Basic Coronavirus Information for Veterinary Staff and Pet Owners
LAST UPDATED: March 16th, 2020
Coronavirus: What we know as it relates to pets
The following information has been directly reported from the American Veterinary Medical Association in response to a recent development of a COVID-19 positive dog in Hong Kong. The corona virus is currently considered a human disease and we encourage you to ask your physician if you have questions.
“If you are not ill with COVID-19, you can interact with your pet as you normally would, including walking, feeding, and playing. You should continue to practice good hygiene during those interactions (e.g., wash hands before and after interacting with your pet; ensure your pet is kept well-groomed; regularly clean your pet’s food and water bowls, bedding material, and toys). Out of an abundance of caution, it is recommended that those ill with COVID-19 limit contact with animals until more information is known about the virus. Have another member of your household take care of walking, feeding, and playing with your pet.

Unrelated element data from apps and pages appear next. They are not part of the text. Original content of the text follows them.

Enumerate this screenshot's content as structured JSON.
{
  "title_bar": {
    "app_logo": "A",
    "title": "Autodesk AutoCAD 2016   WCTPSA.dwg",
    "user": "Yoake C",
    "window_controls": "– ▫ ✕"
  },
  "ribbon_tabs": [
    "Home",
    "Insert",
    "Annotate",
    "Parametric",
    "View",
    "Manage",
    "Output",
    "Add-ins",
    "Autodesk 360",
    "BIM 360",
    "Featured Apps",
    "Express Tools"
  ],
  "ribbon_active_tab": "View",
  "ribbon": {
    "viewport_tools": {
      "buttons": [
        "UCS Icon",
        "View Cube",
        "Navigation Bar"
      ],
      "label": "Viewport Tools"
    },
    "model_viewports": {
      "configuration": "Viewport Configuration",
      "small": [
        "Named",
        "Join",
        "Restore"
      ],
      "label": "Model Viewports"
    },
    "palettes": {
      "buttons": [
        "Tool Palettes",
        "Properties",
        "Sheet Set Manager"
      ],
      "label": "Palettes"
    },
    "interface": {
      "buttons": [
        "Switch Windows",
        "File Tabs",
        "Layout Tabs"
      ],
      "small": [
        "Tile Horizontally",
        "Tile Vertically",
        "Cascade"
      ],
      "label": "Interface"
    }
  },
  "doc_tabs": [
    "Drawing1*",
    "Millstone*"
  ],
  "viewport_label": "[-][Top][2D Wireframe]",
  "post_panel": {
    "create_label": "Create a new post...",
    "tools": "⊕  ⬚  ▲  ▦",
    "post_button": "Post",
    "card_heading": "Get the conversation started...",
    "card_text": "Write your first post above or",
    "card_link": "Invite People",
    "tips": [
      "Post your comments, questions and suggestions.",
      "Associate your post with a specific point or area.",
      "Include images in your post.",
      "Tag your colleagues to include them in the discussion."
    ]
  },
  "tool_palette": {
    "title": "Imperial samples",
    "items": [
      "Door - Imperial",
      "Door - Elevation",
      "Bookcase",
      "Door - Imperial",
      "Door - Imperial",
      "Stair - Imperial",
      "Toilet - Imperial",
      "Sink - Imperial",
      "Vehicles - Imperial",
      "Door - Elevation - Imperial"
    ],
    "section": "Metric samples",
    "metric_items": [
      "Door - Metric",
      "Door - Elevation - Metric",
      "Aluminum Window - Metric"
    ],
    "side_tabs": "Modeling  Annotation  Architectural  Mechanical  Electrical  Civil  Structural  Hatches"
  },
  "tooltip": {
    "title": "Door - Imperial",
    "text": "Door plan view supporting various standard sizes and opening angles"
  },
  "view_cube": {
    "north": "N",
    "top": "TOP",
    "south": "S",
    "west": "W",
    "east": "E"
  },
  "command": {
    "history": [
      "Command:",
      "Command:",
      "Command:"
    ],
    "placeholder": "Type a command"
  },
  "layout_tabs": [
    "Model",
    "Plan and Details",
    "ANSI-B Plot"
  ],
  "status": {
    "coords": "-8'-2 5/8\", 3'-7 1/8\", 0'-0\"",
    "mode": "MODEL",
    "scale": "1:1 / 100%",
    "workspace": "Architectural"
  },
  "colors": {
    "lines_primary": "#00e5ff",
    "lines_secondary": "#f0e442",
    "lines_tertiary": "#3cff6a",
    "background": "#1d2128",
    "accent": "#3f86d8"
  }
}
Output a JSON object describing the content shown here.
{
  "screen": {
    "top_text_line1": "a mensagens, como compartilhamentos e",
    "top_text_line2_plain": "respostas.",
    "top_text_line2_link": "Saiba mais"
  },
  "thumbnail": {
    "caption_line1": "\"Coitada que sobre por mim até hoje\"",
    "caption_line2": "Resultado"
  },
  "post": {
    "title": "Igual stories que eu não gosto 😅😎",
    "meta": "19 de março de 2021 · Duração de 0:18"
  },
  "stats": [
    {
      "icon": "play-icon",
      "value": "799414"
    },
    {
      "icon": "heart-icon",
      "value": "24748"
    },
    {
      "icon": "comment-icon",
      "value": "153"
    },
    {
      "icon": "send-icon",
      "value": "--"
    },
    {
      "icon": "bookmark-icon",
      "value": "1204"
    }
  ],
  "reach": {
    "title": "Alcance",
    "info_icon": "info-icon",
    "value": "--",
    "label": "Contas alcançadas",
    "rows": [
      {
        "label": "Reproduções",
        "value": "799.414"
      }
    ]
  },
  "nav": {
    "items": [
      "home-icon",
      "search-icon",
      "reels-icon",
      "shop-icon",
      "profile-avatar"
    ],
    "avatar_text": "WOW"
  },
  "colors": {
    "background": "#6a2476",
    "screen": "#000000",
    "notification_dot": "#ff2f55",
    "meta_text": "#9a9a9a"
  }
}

If you have a service animal or you must care for your pet, then wear a facemask; don’t share food, kiss, or hug them; and wash your hands before and after any contact with them.”
At this time, the U.S. Centers for Disease Control and Prevention (CDC) and the World Health Organization (WHO) say there is no evidence that companion animals, including pets, can spread COVID-19. However, as with any disease, it’s always a good idea to wash your hands after being around animals.

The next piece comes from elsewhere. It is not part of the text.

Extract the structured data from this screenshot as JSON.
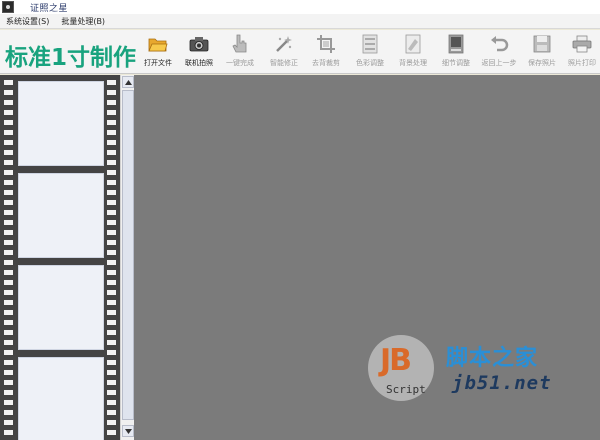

“While there has been one instance of a dog being infected in Hong Kong, to date, there is no evidence that a dog, cat or any pet can transmit COVID-19. COVID-19 is mainly spread through droplets produced when an infected person coughs, sneezes, or speaks. To protect yourself, clean your hands frequently and thoroughly.” – World Health Organization
WHO continues to monitor the latest research on this and other COVID-19 topics and will update as new findings are available.
According to the CDC, people who are sick with COVID-19 should restrict contact with pets and other animals, just like you would restrict your contact with other people. When possible, a member of the household other than the individual who is ill should care for any animals in the household. Those infected with COVID-19 should avoid contact with animals, including petting, snuggling, being kissed or licked, and sharing food. Those who must care for a pet, or who will be around animals while sick, should wear an appropriate face mask and wash hands thoroughly before and after interacting with those animals.
The CDC, U.S. Centers for Disease Control and Prevention, claims that no animals in the United States have been identified with the virus, and furthermore, there is no evidence to support that dogs or other pets can contract or spread COVID-19.